“Best Advice” is a recurring column on The Message, in which industry veterans Jack Neary and Kevin Spreekmeester—and some of their colleagues—dispense practical advice for people who are just entering the industry.
This week’s Best Advice, the second of a two-part series, is from Jack and Kevin themselves. It’s intended for agency people looking at how best to work with their clients. Last week covered how clients can best choose and work with their agency.
How do you get the client to open up and share as much as you need?
Kevin Spreekmeester: To me this is simple: Explain why they should. Explain the link between the request and the potential outcome of sharing. Give an example they can identify with. Do it all respectfully. You are entering their world—a place they count on to make a living. They will rightfully protect it, but show how sharing pays off, and they should want to support the work.
Jack Neary: Kevin’s right. By helping a client understand that the more you know about their business, the better you can deliver ideas that meet agreed-upon objectives. With a little experience, and as your client relationship develops, you will develop something I call “listening between the lines.” It’s the ability to hear not only what the client is actually saying, but also what she isn’t saying.
How do you convince the client you have superior creative instincts (and do you)?
KS: My best advice on this is to make sure the creative ladders up to the strategic goals. Make sure you can show how that happens. Make sure that you can show why the audience will respond as desired. And allow for the possibility that your client might even have some pretty well-honed creative instincts. Don’t be afraid of that, embrace it and acknowledge that. Humility goes a long way.
JN: This is a matter of trust, and trust is earned over time through the work you do for your client. It all comes down to the work. Is it on brief? Does it reflect learning from past projects? Does it respect the defined brand voice and personality? If you keep checking those boxes, client trust will come, and you might be surprised by the latitude you’ll be given.
What’s the best way to “sell” your creative work?
JN: Selling the work might be more difficult than creating it. First, banish the word “sell” from your vocabulary. In my experience, clients do not like being sold to. They are only human, and it is human nature to be skeptical of those who are pushing something on them. Instead, try taking them by the hand and gently pulling them along. I have found that in most cases a little charm and reason works better than a constant barrage of furious pushing. Let’s face it, you can only fall on your sword once. Save that for when you really need it.

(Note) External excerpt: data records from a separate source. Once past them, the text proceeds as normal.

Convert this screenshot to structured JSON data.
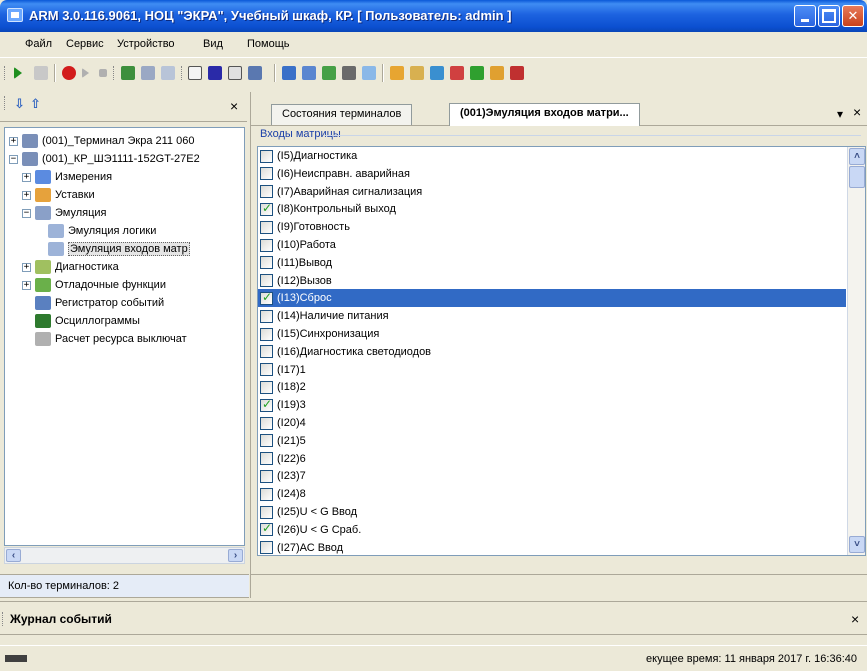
{
  "window": {
    "title": "ARM 3.0.116.9061, НОЦ \"ЭКРА\", Учебный шкаф, КР. [ Пользователь: admin ]"
  },
  "menu": [
    "Файл",
    "Сервис",
    "Устройство",
    "Вид",
    "Помощь"
  ],
  "left_pane": {
    "tree": [
      {
        "label": "(001)_Терминал Экра 211 060",
        "level": 0,
        "expander": "+",
        "icon": "terminal-icon"
      },
      {
        "label": "(001)_КР_ШЭ1111-152GT-27E2",
        "level": 0,
        "expander": "−",
        "icon": "terminal-icon"
      },
      {
        "label": "Измерения",
        "level": 1,
        "expander": "+",
        "icon": "measurements-icon"
      },
      {
        "label": "Уставки",
        "level": 1,
        "expander": "+",
        "icon": "settings-folder-icon"
      },
      {
        "label": "Эмуляция",
        "level": 1,
        "expander": "−",
        "icon": "emulation-icon"
      },
      {
        "label": "Эмуляция логики",
        "level": 2,
        "icon": "grid-icon"
      },
      {
        "label": "Эмуляция входов матр",
        "level": 2,
        "icon": "grid-icon",
        "selected": true
      },
      {
        "label": "Диагностика",
        "level": 1,
        "expander": "+",
        "icon": "diagnostics-icon"
      },
      {
        "label": "Отладочные функции",
        "level": 1,
        "expander": "+",
        "icon": "debug-icon"
      },
      {
        "label": "Регистратор событий",
        "level": 1,
        "icon": "event-recorder-icon"
      },
      {
        "label": "Осциллограммы",
        "level": 1,
        "icon": "oscillogram-icon"
      },
      {
        "label": "Расчет ресурса выключат",
        "level": 1,
        "icon": "calculator-icon"
      }
    ],
    "status": "Кол-во терминалов: 2"
  },
  "tabs": [
    {
      "label": "Состояния терминалов",
      "active": false
    },
    {
      "label": "(001)Эмуляция входов матри...",
      "active": true
    }
  ],
  "matrix": {
    "group_label": "Входы матрицы",
    "items": [
      {
        "label": "(I5)Диагностика",
        "checked": false
      },
      {
        "label": "(I6)Неисправн. аварийная",
        "checked": false
      },
      {
        "label": "(I7)Аварийная сигнализация",
        "checked": false
      },
      {
        "label": "(I8)Контрольный выход",
        "checked": true
      },
      {
        "label": "(I9)Готовность",
        "checked": false
      },
      {
        "label": "(I10)Работа",
        "checked": false
      },
      {
        "label": "(I11)Вывод",
        "checked": false
      },
      {
        "label": "(I12)Вызов",
        "checked": false
      },
      {
        "label": "(I13)Сброс",
        "checked": true,
        "selected": true
      },
      {
        "label": "(I14)Наличие питания",
        "checked": false
      },
      {
        "label": "(I15)Синхронизация",
        "checked": false
      },
      {
        "label": "(I16)Диагностика светодиодов",
        "checked": false
      },
      {
        "label": "(I17)1",
        "checked": false
      },
      {
        "label": "(I18)2",
        "checked": false
      },
      {
        "label": "(I19)3",
        "checked": true
      },
      {
        "label": "(I20)4",
        "checked": false
      },
      {
        "label": "(I21)5",
        "checked": false
      },
      {
        "label": "(I22)6",
        "checked": false
      },
      {
        "label": "(I23)7",
        "checked": false
      },
      {
        "label": "(I24)8",
        "checked": false
      },
      {
        "label": "(I25)U < G Ввод",
        "checked": false
      },
      {
        "label": "(I26)U < G Сраб.",
        "checked": true
      },
      {
        "label": "(I27)АС Ввод",
        "checked": false
      }
    ]
  },
  "event_log": {
    "title": "Журнал событий"
  },
  "status_bar": {
    "time_text": "екущее время: 11 января 2017 г. 16:36:40"
  },
  "colors": {
    "selection": "#316ac5",
    "titlebar": "#0b4fd0",
    "group_label": "#1a3fa8"
  }
}
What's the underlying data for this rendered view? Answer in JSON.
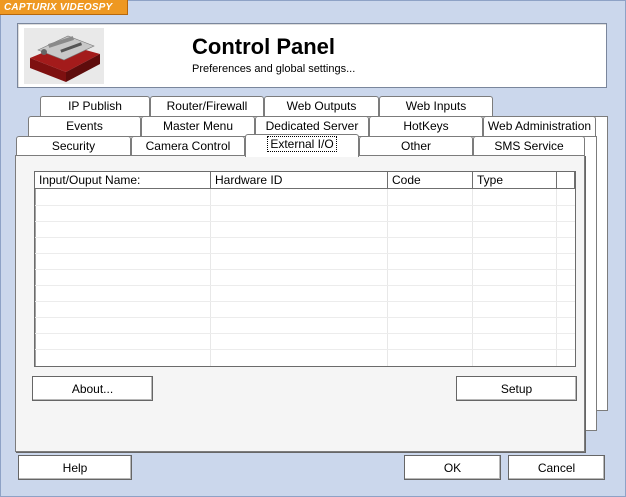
{
  "app": {
    "brand": "CAPTURIX VIDEOSPY"
  },
  "header": {
    "title": "Control Panel",
    "subtitle": "Preferences and global settings..."
  },
  "tabs": {
    "row1": [
      "IP Publish",
      "Router/Firewall",
      "Web Outputs",
      "Web Inputs"
    ],
    "row2": [
      "Events",
      "Master Menu",
      "Dedicated Server",
      "HotKeys",
      "Web Administration"
    ],
    "row3": [
      "Security",
      "Camera Control",
      "External I/O",
      "Other",
      "SMS Service"
    ],
    "active": "External I/O"
  },
  "grid": {
    "columns": [
      "Input/Ouput Name:",
      "Hardware ID",
      "Code",
      "Type"
    ],
    "rows": []
  },
  "panel_buttons": {
    "about": "About...",
    "setup": "Setup"
  },
  "footer": {
    "help": "Help",
    "ok": "OK",
    "cancel": "Cancel"
  },
  "colors": {
    "background": "#cbd7ec",
    "brand_tag": "#ee9822"
  }
}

Think of it this way: Our job is not to sell our work, our job is to help our clients buy our work. There is a difference.
It’s important to be passionate not only about your work, but about what your work can do for your client’s business. Clients can sense if you believe in your work. If you don’t believe in it, you shouldn’t be sharing it with your client.
Enthusiasm is contagious. As Ralph Waldo Emerson put it, “No one cares how much you know until they know how much you care.”
Your enthusiasm is especially contagious when it bubbles over to include the record-breaking results your work can generate for your client’s brand. Be sure to present your work in that context. Think about why the work is important to your client, not why it is important to you. Take this advice to heart: “Think like a creative person, but talk like an accountant.”
And one final note: know when to shut up.
How do you show value for cost in the most effective way?
KS: In my experience, value was 100% based on the feeling that I had a partner in my goals. Someone who was really there to help, sincerely, passionately and enthusiastically. I wanted a partner as invested in my company’s success as I was. Then the agency became invaluable, because I knew we could work through issues and challenges and not just push agendas.
JN: I encourage agencies to put a little skin in the game by attaching a portion of their compensation to the client’s business results. It sends a valuable signal to your client.
How do you best work with a ‘difficult’ client?
KS: When I worked on the agency side, I had my share of difficult clients. It’s really simple now that I look back at it, but it wasn’t at the time. Most importantly, identify the difference between abusive and difficult. There’s a big difference.
There are people who in their role become abusive, because they can, and nobody should stand for that. If your agency doesn’t support you and help you in those instances, well that’s another lesson learned. But just “difficult” happens all the time, and usually it’s born of misunderstanding, misaligned needs and goals, or, most often, people who just need extra help learning and understanding.
Make sure you have done all you can to hold up your end of the agency/client agreement. If you have, try to find a way for a time-out to discuss issues unemotionally with an eye to creating great work.